> [DIRECTIONS]: Every line of the listing below should be written out exactly.

> [MATERIAL SUPPLIED]:
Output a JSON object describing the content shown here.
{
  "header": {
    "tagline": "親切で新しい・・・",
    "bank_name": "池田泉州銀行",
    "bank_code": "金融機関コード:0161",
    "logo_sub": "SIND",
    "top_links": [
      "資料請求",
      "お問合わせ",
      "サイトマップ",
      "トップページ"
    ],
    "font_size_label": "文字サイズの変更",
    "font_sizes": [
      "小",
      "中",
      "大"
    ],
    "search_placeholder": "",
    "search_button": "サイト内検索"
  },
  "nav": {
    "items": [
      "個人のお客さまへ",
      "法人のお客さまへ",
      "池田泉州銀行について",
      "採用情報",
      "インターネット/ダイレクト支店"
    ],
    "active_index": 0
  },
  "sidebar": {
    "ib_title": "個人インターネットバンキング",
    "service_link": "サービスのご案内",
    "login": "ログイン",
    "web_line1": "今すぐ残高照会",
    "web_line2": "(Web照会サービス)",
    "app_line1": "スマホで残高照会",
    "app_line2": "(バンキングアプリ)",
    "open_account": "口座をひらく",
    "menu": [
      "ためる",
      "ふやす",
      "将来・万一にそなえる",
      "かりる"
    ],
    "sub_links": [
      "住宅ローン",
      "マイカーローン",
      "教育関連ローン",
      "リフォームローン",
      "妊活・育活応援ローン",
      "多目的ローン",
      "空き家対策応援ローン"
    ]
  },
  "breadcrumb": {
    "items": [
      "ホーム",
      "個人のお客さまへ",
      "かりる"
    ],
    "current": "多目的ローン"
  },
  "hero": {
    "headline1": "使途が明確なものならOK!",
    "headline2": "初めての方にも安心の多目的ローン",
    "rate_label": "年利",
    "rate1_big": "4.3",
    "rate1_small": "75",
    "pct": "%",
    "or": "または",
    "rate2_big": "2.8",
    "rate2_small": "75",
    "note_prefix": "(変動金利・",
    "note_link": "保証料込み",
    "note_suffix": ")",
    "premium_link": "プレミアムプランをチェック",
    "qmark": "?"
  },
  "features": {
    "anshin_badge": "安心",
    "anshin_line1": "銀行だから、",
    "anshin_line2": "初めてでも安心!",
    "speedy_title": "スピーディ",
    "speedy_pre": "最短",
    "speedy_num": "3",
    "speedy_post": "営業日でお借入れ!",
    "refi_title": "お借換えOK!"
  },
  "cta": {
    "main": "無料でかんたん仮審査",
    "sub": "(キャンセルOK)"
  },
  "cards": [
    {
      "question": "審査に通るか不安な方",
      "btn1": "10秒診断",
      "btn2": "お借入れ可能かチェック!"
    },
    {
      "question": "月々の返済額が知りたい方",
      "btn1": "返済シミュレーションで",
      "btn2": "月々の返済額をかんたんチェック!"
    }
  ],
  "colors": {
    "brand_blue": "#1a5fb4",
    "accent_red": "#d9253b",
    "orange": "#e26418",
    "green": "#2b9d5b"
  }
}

> [EXERCISE RESPONSE]:
Output a JSON object describing the content shown here.
{
  "header": {
    "tagline": "親切で新しい・・・",
    "bank_name": "池田泉州銀行",
    "bank_code": "金融機関コード:0161",
    "logo_sub": "SIND",
    "top_links": [
      "資料請求",
      "お問合わせ",
      "サイトマップ",
      "トップページ"
    ],
    "font_size_label": "文字サイズの変更",
    "font_sizes": [
      "小",
      "中",
      "大"
    ],
    "search_placeholder": "",
    "search_button": "サイト内検索"
  },
  "nav": {
    "items": [
      "個人のお客さまへ",
      "法人のお客さまへ",
      "池田泉州銀行について",
      "採用情報",
      "インターネット/ダイレクト支店"
    ],
    "active_index": 0
  },
  "sidebar": {
    "ib_title": "個人インターネットバンキング",
    "service_link": "サービスのご案内",
    "login": "ログイン",
    "web_line1": "今すぐ残高照会",
    "web_line2": "(Web照会サービス)",
    "app_line1": "スマホで残高照会",
    "app_line2": "(バンキングアプリ)",
    "open_account": "口座をひらく",
    "menu": [
      "ためる",
      "ふやす",
      "将来・万一にそなえる",
      "かりる"
    ],
    "sub_links": [
      "住宅ローン",
      "マイカーローン",
      "教育関連ローン",
      "リフォームローン",
      "妊活・育活応援ローン",
      "多目的ローン",
      "空き家対策応援ローン"
    ]
  },
  "breadcrumb": {
    "items": [
      "ホーム",
      "個人のお客さまへ",
      "かりる"
    ],
    "current": "多目的ローン"
  },
  "hero": {
    "headline1": "使途が明確なものならOK!",
    "headline2": "初めての方にも安心の多目的ローン",
    "rate_label": "年利",
    "rate1_big": "4.3",
    "rate1_small": "75",
    "pct": "%",
    "or": "または",
    "rate2_big": "2.8",
    "rate2_small": "75",
    "note_prefix": "(変動金利・",
    "note_link": "保証料込み",
    "note_suffix": ")",
    "premium_link": "プレミアムプランをチェック",
    "qmark": "?"
  },
  "features": {
    "anshin_badge": "安心",
    "anshin_line1": "銀行だから、",
    "anshin_line2": "初めてでも安心!",
    "speedy_title": "スピーディ",
    "speedy_pre": "最短",
    "speedy_num": "3",
    "speedy_post": "営業日でお借入れ!",
    "refi_title": "お借換えOK!"
  },
  "cta": {
    "main": "無料でかんたん仮審査",
    "sub": "(キャンセルOK)"
  },
  "cards": [
    {
      "question": "審査に通るか不安な方",
      "btn1": "10秒診断",
      "btn2": "お借入れ可能かチェック!"
    },
    {
      "question": "月々の返済額が知りたい方",
      "btn1": "返済シミュレーションで",
      "btn2": "月々の返済額をかんたんチェック!"
    }
  ],
  "colors": {
    "brand_blue": "#1a5fb4",
    "accent_red": "#d9253b",
    "orange": "#e26418",
    "green": "#2b9d5b"
  }
}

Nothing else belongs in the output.